Nearly 10 percent of the Pope's tweets include the word "mercy." This is no accident. Part of the pope's ambitious renewal effort is to make the Church more merciful. Rather than a place where sinners feel judged, Francis envisions a Church where people turn for comfort. His point is that we are all sinners, even our beloved popes, and the Church must respond to this reality with mercy, not condemnation.
"I am a sinner," the pope said when asked who he is by the Jesuit journal La Civiltà Cattolica — a line he's repeated many times since. Embracing a man whose face is covered in boils, washing the feet of a young Muslim woman, praying with the disabled: the most iconic images of this papacy are rooted in mercy.

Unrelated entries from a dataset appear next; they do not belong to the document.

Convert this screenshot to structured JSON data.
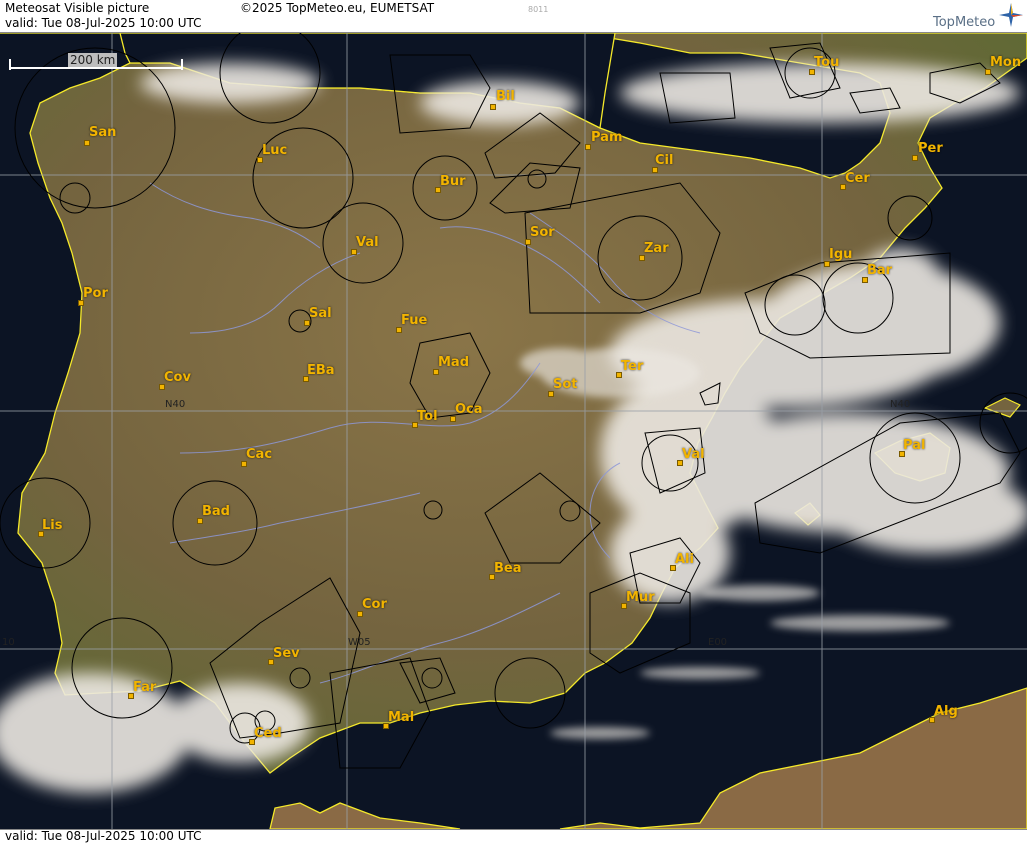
{
  "header": {
    "title": "Meteosat Visible picture",
    "copyright": "©2025 TopMeteo.eu, EUMETSAT",
    "valid": "valid:  Tue  08-Jul-2025  10:00 UTC",
    "code": "8011",
    "brand": "TopMeteo"
  },
  "footer": {
    "valid": "valid:  Tue  08-Jul-2025  10:00 UTC"
  },
  "scale": {
    "label": "200 km"
  },
  "grid_labels": {
    "n40_west": "N40",
    "n40_east": "N40",
    "w05": "W05",
    "e00": "E00",
    "w10": "10"
  },
  "cities": [
    {
      "id": "san",
      "label": "San"
    },
    {
      "id": "luc",
      "label": "Luc"
    },
    {
      "id": "bil",
      "label": "Bil"
    },
    {
      "id": "tou",
      "label": "Tou"
    },
    {
      "id": "mon",
      "label": "Mon"
    },
    {
      "id": "pam",
      "label": "Pam"
    },
    {
      "id": "per",
      "label": "Per"
    },
    {
      "id": "cil",
      "label": "Cil"
    },
    {
      "id": "bur",
      "label": "Bur"
    },
    {
      "id": "cer",
      "label": "Cer"
    },
    {
      "id": "val1",
      "label": "Val"
    },
    {
      "id": "sor",
      "label": "Sor"
    },
    {
      "id": "zar",
      "label": "Zar"
    },
    {
      "id": "igu",
      "label": "Igu"
    },
    {
      "id": "bar",
      "label": "Bar"
    },
    {
      "id": "por",
      "label": "Por"
    },
    {
      "id": "sal",
      "label": "Sal"
    },
    {
      "id": "fue",
      "label": "Fue"
    },
    {
      "id": "mad",
      "label": "Mad"
    },
    {
      "id": "ter",
      "label": "Ter"
    },
    {
      "id": "cov",
      "label": "Cov"
    },
    {
      "id": "eba",
      "label": "EBa"
    },
    {
      "id": "sot",
      "label": "Sot"
    },
    {
      "id": "tol",
      "label": "Tol"
    },
    {
      "id": "oca",
      "label": "Oca"
    },
    {
      "id": "pal",
      "label": "Pal"
    },
    {
      "id": "cac",
      "label": "Cac"
    },
    {
      "id": "val2",
      "label": "Val"
    },
    {
      "id": "bad",
      "label": "Bad"
    },
    {
      "id": "lis",
      "label": "Lis"
    },
    {
      "id": "ali",
      "label": "Ali"
    },
    {
      "id": "bea",
      "label": "Bea"
    },
    {
      "id": "mur",
      "label": "Mur"
    },
    {
      "id": "cor",
      "label": "Cor"
    },
    {
      "id": "sev",
      "label": "Sev"
    },
    {
      "id": "far",
      "label": "Far"
    },
    {
      "id": "mal",
      "label": "Mal"
    },
    {
      "id": "ced",
      "label": "Ced"
    },
    {
      "id": "alg",
      "label": "Alg"
    }
  ],
  "colors": {
    "land": "#7b6a44",
    "sea": "#0c1424",
    "coast": "#f5e92a",
    "cloud": "#ece8e2",
    "label": "#f2b400"
  }
}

What Francis has modeled conveys a simple truth — mainly that Jesus's ministry was rooted in mercy, and our interactions with our families, friends, neighbors, and fellow Christians should be as well — from Francis himself as the Bishop of Rome to his cardinals, bishops, and priests, all the way to religious and laypeople who comprise the majority of the Catholic Church. The goal is a more merciful world, ushered in by a more merciful Church.
May every Church and Christian community be a place of mercy amid so much indifference.
— Pope Francis (@Pontifex) March 23, 2015
May we help people to discover the joy of the Christian message: a message of love and mercy.
— Pope Francis (@Pontifex) October 28, 2014
Four days after his election, Francis preached Mass in the chapel at his residence, Casa Santa Marta. He said, quite simply, mercy is the Lord's most powerful gift. Even the most casual observer of the Francis papacy must realize that his sentiment drives so much of what the pope does.
God’s forgiveness is stronger than any sin.
— Pope Francis (@Pontifex) September 26, 2013
God is always waiting for us, he always understands us, he always forgives us.
— Pope Francis (@Pontifex) May 19, 2015
As the Jesuit priest and author James Martin noted in The Washington Post, there were many possible story lines following Francis's historic visit to Rio for the 2013 World Youth Day: record crowds, security mishaps, and the best indication to date that Francis was a global superstar. But the one that took the media by storm was the pope's off-the-cuff remarks about mercy, spoken from the papal plane en route back to Rome. Francis was asked about gay priests, but he zoomed out a bit to talk about gay people generally. "If a gay person is searching for God, who am I to judge?" he replied. (I'm sure I wasn't alone when I thought, You're the pope, that's who!) The second part of that line was just as extraordinary. "They should not be marginalized," he said. Something new was in the air, and it wasn't the Alitalia aircraft.
When Pope Francis was Archbishop of Buenos Aires, the Argentine government was pushing a same-sex marriage law. The Catholic bishops there were vehemently opposed to it and they planned to campaign agains the measure. behind the scenes, however, Cardinal Jorge Bergoglio, as Francis was then known, floated a compromise. Perhaps the bishops could support civil unions for same-sex couples and avoid a nasty fight over marriage. Cynics say it was a ploy to limit the rights of gay couples, to keep marriage exclusively for heterosexuals. Given that Francis has proven himself a shrewd tactician and skilled political operative, it's more likely that Francis understood the need for mercy.
The pope shares the Church's belief that marriage is a union between one man and one woman, but he also recognized that life's a little messier than that neat rubric suggests. Before he was "the pope of mercy," Francis was a pastor. Though he never indicated a desire to change Church teaching about marriage, he did show a preference for mercy.
Excerpted from The Tweetable Pope by Michael J. O’Loughlin, published September 2015 by HarperOne, an imprint of HarperCollins Book Publishers, hardcover, RRP $19.99. O’Loughlin is also national reporter for Crux, The Boston Globe’s publication covering “all things Catholic.”